-- Task description --
Identify all lines in the data containing the string "method". Copy them out.

[Entries shown Boundary: Start]

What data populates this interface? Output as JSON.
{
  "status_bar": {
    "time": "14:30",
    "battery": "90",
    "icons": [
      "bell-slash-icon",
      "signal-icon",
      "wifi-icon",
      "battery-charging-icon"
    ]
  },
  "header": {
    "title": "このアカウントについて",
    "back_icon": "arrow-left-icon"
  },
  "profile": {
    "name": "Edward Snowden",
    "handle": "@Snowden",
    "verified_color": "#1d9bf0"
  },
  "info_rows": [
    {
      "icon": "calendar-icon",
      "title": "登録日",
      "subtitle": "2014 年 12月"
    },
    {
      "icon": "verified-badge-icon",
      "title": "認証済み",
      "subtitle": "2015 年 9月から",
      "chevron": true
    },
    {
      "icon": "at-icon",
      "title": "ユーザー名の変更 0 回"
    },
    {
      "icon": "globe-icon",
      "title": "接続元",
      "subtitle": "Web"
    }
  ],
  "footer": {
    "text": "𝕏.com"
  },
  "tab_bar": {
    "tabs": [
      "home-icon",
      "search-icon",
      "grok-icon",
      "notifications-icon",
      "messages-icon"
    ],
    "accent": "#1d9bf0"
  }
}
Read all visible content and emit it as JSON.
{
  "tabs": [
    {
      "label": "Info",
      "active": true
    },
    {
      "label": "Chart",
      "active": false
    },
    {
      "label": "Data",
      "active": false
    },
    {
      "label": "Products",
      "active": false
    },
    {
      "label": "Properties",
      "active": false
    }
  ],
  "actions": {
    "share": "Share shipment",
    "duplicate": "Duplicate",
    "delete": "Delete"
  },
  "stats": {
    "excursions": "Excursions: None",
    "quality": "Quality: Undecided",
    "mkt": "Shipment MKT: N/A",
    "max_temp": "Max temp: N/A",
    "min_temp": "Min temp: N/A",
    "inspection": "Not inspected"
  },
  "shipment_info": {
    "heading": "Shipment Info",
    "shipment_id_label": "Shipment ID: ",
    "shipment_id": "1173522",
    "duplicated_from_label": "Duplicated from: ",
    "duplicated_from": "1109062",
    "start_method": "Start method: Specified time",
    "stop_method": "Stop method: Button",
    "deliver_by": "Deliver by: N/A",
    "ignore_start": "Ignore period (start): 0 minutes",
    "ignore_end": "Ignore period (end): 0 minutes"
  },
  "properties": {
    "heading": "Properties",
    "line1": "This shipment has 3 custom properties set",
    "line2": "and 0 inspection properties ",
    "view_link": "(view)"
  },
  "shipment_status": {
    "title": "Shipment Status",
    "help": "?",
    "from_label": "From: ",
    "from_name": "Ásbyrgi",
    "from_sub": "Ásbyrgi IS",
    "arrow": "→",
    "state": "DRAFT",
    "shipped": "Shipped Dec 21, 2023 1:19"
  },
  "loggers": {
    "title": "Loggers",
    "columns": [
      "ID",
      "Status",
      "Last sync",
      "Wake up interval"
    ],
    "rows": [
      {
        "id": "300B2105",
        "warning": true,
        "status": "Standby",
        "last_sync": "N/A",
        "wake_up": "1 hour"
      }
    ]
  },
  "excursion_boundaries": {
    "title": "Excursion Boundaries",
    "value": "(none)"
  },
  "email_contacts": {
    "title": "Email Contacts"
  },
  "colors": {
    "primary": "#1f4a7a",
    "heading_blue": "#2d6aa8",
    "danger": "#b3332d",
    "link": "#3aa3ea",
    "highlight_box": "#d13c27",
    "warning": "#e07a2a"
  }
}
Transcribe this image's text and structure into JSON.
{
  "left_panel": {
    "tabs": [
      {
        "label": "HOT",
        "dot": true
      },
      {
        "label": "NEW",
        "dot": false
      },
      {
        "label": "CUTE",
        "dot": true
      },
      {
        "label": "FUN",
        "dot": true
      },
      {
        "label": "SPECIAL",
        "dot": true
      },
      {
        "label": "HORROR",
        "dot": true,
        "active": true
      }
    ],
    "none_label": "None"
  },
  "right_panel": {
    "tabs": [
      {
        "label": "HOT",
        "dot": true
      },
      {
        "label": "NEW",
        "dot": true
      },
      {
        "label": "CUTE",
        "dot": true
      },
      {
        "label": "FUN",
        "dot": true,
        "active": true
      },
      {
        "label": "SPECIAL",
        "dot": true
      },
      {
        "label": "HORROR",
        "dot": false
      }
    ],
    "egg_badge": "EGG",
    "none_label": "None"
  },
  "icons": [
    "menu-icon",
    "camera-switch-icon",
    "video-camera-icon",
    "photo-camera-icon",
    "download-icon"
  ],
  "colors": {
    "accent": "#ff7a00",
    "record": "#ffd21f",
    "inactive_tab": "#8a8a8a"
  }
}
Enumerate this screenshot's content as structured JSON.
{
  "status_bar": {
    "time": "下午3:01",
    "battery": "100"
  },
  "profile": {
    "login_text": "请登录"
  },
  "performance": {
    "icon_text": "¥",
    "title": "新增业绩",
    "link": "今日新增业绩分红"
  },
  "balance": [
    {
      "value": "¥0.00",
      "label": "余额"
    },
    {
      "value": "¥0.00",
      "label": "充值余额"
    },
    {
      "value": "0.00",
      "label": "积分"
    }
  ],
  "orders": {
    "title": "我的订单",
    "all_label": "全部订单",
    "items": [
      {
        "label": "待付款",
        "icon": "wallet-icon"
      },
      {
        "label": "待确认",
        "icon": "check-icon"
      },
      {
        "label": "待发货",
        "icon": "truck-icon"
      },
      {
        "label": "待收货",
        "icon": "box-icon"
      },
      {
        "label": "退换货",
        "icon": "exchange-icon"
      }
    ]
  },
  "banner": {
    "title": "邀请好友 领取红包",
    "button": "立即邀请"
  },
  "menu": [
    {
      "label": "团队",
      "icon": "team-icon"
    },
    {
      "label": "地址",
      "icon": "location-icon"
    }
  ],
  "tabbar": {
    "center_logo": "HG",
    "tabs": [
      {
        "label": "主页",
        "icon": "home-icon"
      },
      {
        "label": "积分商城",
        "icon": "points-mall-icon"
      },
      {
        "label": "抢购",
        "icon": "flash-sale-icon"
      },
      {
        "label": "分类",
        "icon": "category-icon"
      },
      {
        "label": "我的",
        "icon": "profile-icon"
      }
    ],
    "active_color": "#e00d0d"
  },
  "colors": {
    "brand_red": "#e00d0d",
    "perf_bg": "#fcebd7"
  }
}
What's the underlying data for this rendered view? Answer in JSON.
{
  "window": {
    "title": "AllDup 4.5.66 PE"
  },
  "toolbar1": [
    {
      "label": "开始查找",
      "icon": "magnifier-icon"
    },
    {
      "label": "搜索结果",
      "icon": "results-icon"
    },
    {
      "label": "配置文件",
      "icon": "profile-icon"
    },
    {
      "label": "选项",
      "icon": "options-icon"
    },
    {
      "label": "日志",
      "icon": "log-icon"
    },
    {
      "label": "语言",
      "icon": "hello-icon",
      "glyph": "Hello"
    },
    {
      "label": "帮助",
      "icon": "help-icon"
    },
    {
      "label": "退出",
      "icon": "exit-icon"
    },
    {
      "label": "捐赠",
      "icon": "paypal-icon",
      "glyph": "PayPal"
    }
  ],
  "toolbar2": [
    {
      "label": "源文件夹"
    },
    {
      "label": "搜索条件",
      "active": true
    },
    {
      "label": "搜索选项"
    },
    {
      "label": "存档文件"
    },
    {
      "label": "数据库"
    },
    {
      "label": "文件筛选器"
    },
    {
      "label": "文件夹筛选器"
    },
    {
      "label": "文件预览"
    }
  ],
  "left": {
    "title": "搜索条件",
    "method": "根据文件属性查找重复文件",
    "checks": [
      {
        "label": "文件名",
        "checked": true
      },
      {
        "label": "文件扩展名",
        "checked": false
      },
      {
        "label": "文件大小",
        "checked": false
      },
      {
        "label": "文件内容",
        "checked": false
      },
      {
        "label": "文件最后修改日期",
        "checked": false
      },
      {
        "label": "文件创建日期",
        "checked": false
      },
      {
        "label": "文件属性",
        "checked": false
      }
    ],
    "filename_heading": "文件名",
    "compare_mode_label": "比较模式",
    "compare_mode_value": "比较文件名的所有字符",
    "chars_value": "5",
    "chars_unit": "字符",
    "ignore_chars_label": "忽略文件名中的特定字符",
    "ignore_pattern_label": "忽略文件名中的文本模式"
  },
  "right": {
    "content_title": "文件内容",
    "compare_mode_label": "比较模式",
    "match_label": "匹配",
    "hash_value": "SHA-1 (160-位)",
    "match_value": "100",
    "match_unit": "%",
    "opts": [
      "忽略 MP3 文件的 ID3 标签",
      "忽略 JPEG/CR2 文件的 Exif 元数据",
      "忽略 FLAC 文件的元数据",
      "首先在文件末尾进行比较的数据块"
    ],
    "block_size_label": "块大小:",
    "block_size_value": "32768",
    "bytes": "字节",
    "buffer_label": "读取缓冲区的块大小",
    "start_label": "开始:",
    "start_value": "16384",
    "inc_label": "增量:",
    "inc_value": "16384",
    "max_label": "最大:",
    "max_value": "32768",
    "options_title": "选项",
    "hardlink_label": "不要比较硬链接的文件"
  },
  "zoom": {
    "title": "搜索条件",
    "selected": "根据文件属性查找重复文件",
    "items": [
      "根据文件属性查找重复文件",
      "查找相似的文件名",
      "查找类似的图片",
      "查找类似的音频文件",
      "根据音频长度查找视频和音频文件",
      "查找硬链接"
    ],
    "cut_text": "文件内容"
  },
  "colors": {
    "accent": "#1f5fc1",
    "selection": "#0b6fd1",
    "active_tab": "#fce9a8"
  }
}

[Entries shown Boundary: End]

-- Solution below --
    "start_method": "Start method: Specified time",
    "stop_method": "Stop method: Button",
    "method": "根据文件属性查找重复文件",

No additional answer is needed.